REQUIRED ACTION:
Wherever a line in the data below holds "handle", copy that line.

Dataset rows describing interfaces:

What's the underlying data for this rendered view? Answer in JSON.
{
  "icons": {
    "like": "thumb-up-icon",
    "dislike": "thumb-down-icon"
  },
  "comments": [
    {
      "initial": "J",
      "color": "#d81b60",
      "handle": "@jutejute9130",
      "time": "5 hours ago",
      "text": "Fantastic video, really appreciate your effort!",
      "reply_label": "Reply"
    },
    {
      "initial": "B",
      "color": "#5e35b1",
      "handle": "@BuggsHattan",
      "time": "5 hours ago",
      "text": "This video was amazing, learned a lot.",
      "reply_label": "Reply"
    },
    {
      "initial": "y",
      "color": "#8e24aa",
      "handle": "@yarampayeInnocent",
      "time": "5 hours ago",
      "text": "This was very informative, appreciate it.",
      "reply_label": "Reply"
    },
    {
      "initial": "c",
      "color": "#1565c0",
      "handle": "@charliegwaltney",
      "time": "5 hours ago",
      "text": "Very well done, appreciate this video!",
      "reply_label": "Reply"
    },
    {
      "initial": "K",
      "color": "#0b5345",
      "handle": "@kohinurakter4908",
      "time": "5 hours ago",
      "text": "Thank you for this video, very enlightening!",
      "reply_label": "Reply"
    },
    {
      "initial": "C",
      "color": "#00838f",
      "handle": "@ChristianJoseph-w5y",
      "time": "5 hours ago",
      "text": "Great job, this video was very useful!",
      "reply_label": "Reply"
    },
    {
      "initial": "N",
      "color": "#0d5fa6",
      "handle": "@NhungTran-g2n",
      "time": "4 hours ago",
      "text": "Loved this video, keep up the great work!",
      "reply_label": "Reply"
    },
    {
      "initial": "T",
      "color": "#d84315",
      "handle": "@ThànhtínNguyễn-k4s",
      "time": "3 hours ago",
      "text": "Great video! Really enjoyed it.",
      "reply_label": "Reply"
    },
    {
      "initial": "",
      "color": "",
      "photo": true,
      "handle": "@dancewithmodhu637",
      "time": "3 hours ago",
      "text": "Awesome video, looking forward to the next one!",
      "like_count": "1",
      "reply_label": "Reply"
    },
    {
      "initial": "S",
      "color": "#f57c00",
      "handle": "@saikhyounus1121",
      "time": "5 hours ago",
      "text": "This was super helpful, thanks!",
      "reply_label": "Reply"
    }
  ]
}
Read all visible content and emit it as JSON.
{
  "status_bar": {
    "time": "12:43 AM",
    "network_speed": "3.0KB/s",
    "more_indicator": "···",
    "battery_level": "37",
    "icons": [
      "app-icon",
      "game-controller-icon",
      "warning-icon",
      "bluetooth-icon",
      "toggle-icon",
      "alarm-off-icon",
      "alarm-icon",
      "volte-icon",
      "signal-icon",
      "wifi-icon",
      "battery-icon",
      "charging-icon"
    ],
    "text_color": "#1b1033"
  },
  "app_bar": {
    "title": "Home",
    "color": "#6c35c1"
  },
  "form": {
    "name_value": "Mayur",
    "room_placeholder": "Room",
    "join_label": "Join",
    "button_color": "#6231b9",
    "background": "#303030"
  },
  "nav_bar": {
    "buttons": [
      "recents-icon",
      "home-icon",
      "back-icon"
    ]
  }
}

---

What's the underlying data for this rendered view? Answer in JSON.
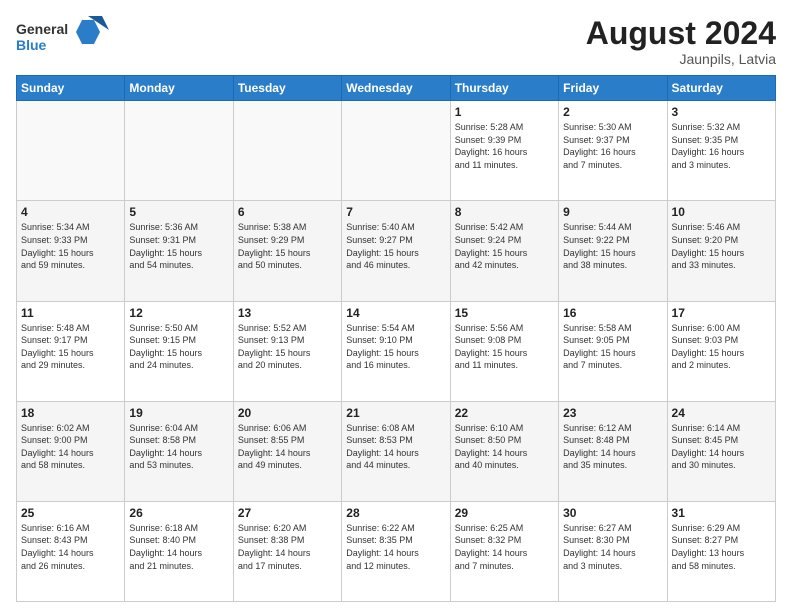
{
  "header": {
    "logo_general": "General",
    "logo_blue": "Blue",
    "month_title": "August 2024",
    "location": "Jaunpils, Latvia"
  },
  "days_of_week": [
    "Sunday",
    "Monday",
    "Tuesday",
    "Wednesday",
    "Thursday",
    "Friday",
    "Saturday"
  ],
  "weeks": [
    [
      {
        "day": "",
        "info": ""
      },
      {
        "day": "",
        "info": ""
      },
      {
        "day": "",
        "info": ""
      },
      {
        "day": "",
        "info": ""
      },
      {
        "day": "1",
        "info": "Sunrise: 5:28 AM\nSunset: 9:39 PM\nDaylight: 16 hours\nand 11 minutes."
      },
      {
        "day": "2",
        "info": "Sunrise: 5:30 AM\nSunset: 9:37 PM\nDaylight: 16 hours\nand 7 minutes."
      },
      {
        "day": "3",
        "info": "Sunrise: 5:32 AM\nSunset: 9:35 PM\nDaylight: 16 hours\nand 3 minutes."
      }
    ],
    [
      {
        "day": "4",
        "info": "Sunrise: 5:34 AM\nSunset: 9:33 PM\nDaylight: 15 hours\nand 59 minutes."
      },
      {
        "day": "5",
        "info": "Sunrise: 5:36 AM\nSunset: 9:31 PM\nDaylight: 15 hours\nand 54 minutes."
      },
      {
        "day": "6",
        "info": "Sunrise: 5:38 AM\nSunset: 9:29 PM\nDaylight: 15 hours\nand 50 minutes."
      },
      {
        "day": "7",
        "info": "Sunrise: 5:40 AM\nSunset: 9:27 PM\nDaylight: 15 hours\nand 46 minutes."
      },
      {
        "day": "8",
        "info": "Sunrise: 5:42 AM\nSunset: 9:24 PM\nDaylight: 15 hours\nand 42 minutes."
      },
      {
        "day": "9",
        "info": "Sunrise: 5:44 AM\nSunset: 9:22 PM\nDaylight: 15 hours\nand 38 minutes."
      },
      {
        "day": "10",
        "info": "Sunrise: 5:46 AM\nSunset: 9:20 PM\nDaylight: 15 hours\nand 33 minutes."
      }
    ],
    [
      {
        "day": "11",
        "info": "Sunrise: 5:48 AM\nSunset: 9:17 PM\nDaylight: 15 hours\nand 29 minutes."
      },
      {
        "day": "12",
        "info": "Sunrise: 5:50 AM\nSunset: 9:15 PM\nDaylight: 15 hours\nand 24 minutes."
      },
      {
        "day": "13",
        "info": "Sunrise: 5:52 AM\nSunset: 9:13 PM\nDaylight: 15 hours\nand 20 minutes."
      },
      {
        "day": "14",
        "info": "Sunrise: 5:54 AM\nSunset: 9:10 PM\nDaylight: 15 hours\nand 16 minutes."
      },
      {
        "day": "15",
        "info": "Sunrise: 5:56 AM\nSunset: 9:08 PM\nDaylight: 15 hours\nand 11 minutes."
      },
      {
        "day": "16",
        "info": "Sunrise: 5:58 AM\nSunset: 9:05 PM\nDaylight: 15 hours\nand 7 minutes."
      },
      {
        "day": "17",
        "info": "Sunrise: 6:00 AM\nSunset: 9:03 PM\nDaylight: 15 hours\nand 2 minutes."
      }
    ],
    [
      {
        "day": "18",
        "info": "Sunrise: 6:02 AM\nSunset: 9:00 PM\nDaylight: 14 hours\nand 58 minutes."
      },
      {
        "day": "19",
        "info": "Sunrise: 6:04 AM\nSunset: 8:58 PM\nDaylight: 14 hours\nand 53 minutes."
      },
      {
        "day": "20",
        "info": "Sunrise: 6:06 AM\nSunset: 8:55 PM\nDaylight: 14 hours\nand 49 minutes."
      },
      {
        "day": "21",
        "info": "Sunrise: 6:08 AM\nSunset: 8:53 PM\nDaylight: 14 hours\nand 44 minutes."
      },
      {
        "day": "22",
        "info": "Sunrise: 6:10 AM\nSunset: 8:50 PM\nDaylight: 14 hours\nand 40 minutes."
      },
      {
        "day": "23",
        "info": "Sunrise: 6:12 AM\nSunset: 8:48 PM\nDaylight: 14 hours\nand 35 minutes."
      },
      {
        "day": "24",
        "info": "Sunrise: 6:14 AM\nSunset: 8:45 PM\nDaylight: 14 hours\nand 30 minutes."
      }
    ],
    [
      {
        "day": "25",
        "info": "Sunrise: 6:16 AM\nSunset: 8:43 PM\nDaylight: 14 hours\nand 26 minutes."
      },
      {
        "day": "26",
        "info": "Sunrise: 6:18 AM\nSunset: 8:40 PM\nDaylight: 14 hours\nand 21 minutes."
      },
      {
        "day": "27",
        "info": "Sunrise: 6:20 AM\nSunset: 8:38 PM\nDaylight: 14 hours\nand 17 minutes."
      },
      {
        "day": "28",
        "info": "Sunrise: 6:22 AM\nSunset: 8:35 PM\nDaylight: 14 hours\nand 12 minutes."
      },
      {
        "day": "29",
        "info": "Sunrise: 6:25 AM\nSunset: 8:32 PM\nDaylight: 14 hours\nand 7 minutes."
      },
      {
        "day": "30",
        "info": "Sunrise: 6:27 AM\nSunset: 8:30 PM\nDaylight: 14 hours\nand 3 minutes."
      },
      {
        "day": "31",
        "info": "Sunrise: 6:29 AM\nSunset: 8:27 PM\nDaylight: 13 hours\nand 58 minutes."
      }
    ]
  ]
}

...

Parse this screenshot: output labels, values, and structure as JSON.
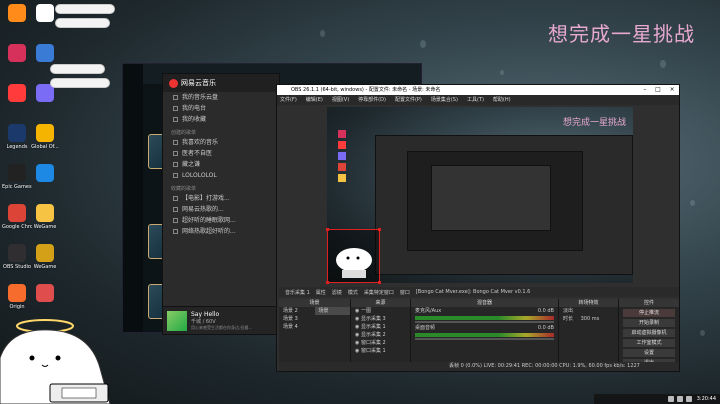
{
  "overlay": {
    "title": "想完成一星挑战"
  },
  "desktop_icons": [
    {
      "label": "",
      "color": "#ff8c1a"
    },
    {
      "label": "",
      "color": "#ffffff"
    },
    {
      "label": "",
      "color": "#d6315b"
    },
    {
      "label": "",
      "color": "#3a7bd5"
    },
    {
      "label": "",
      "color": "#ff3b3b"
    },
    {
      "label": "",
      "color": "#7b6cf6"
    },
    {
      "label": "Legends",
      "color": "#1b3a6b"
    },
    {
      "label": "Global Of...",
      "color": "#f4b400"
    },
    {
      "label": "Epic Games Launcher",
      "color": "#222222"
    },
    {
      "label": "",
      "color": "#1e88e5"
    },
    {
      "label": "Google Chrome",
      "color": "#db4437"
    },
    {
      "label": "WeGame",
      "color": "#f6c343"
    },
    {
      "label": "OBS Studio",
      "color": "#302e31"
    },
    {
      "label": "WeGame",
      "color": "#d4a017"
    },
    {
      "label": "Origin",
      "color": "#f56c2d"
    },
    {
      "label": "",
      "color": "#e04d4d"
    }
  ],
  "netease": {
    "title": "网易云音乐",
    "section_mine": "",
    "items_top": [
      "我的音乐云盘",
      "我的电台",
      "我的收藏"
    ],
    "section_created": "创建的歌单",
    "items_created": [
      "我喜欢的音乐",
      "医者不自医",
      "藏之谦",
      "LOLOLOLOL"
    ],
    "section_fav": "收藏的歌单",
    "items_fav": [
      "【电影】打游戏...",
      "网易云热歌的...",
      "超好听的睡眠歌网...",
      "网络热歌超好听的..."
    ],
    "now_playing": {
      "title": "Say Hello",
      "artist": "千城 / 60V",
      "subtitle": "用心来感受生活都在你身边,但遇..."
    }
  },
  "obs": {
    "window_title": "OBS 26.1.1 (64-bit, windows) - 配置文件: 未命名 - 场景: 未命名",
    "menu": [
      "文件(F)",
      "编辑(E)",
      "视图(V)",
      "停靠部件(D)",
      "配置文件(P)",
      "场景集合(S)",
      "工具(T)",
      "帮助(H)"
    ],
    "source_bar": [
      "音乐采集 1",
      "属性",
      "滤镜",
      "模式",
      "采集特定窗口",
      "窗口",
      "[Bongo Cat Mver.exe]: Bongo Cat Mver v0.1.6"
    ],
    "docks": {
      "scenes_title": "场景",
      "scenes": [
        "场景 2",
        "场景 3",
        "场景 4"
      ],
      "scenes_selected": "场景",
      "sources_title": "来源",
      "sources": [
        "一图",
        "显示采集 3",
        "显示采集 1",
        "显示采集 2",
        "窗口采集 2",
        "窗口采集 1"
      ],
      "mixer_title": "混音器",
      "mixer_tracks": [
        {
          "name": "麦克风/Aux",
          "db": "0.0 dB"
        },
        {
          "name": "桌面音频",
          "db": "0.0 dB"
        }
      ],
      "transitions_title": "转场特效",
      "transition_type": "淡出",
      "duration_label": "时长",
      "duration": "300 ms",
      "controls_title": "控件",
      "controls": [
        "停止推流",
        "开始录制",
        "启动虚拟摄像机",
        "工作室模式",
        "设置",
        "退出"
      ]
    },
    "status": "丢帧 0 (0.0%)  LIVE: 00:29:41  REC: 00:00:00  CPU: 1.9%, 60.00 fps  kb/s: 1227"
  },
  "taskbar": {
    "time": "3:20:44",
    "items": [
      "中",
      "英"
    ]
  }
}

ANSWER SECTION:
      "handle": "@jutejute9130",
      "handle": "@BuggsHattan",
      "handle": "@yarampayeInnocent",
      "handle": "@charliegwaltney",
      "handle": "@kohinurakter4908",
      "handle": "@ChristianJoseph-w5y",
      "handle": "@NhungTran-g2n",
      "handle": "@ThànhtínNguyễn-k4s",
      "handle": "@dancewithmodhu637",
      "handle": "@saikhyounus1121",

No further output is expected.